This is not who we are. This is not who we were ever meant to be. This country was founded on hope — hope for better lives, hope for opportunity, and hope for a stronger tomorrow for all.
We have strayed so far from the unified American people we once were, and from what we have always purported ourselves to be, in so many ways — and we can pin it all on our fear. We are, as a people and as a country, seriously ill, and we have made no serious attempt to get better in the last fourteen years. In this respect, I truly despair in the thought that, in this small, but significant, way, the terrorists won.
And so I despair…but I also still hold a glimmer of hope — after all, I am an American, and we Americans are nothing if not annoyingly resilient and optimistic — that we can be better. We have to be better. I went into public service because I love this country, despite its faults and divisions and fissures and weaknesses. I want to make America better. I want to make us better. I want us to strive to better ourselves, to be understanding of one another, to put down our swords and shields and embrace what we have in common and seek compromise and understanding on things we can all agree upon in order to keep us forever moving forward, as we have always done. I want us to rid ourselves of our xenophobia, our fear, our paranoia, our anti-intellectualism — these debilitating viruses that have made us lethargic and apathetic and hateful. I want us to strive to the ideal of “America” about which poems have been spoken, and about which books have been penned, but which we never seem to achieve.
We can heal our collective illness and be the Americans we want — we need — to be.
For years, I have dreaded September 11 and the memories it conjures up for us all, because what is worth remembering brings back so much pain and sorrow to us all. I dread it even more now because I see how far we have strayed from what it means to be an American.

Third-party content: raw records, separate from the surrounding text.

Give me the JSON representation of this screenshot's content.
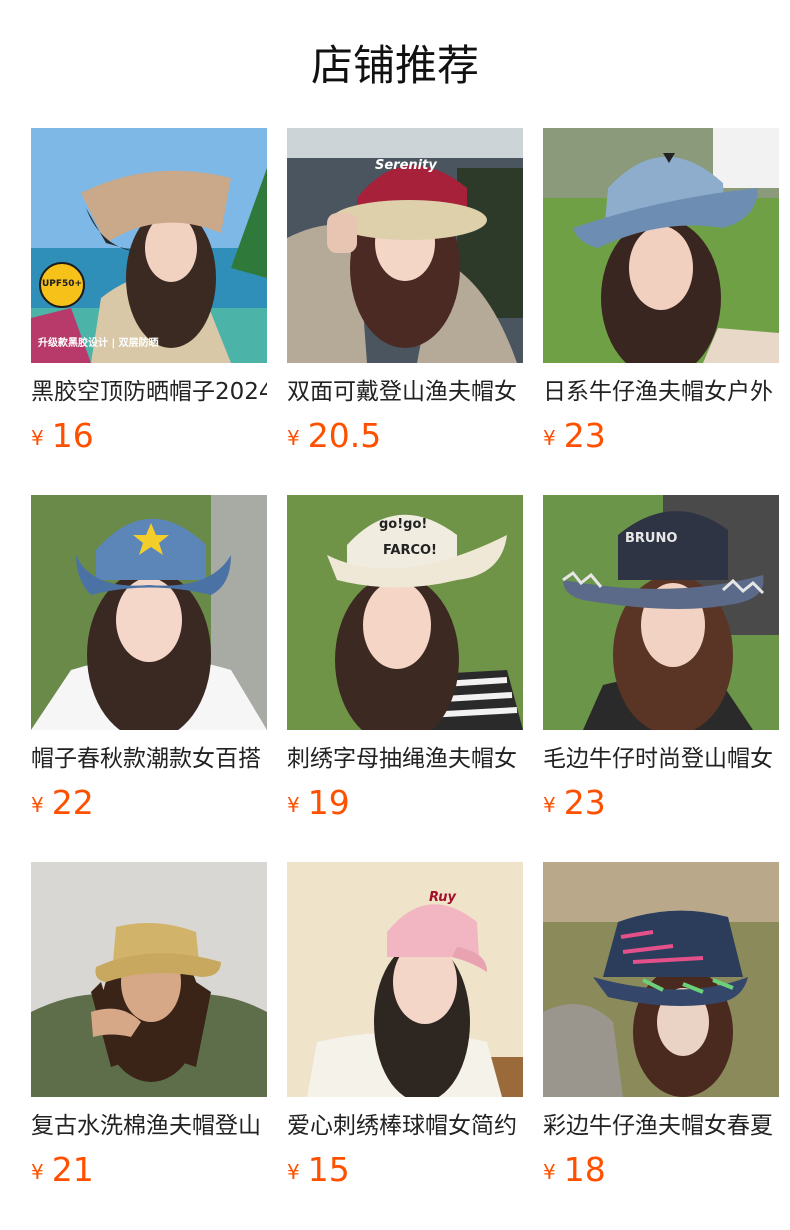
{
  "section_title": "店铺推荐",
  "currency_symbol": "¥",
  "products": [
    {
      "name": "黑胶空顶防晒帽子2024",
      "price": "16",
      "image": "beige-visor-sun-hat-photo",
      "promo_text": "升级款黑胶设计 | 双层防晒",
      "badge_text": "UPF50+"
    },
    {
      "name": "双面可戴登山渔夫帽女",
      "price": "20.5",
      "image": "reversible-bucket-hat-photo",
      "hat_text": "Serenity"
    },
    {
      "name": "日系牛仔渔夫帽女户外",
      "price": "23",
      "image": "denim-cowboy-hat-photo"
    },
    {
      "name": "帽子春秋款潮款女百搭",
      "price": "22",
      "image": "star-denim-cowboy-hat-photo"
    },
    {
      "name": "刺绣字母抽绳渔夫帽女",
      "price": "19",
      "image": "letter-embroidered-bucket-hat-photo",
      "hat_text_1": "go!go!",
      "hat_text_2": "FARCO!"
    },
    {
      "name": "毛边牛仔时尚登山帽女",
      "price": "23",
      "image": "frayed-denim-cowboy-hat-photo",
      "hat_text": "BRUNO"
    },
    {
      "name": "复古水洗棉渔夫帽登山",
      "price": "21",
      "image": "washed-cotton-bucket-hat-photo"
    },
    {
      "name": "爱心刺绣棒球帽女简约",
      "price": "15",
      "image": "pink-baseball-cap-photo",
      "hat_text": "Ruy"
    },
    {
      "name": "彩边牛仔渔夫帽女春夏",
      "price": "18",
      "image": "colorful-denim-bucket-hat-photo"
    }
  ]
}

I am tired of dreading this day. I do not want to dread this day. I want us to ensure that, every September 11th from now until our last days, we can look back and remember our fallen brothers and sisters and say, with confidence, that we have not let their deaths be in vain.
So, let us remember those who left us fourteen years ago today — but let us remember them with actions, not words. Let us move forward together, as one unified people, and work to make America the best it can be, in their memory, and on behalf of those who will come after us. We owe them that, at least.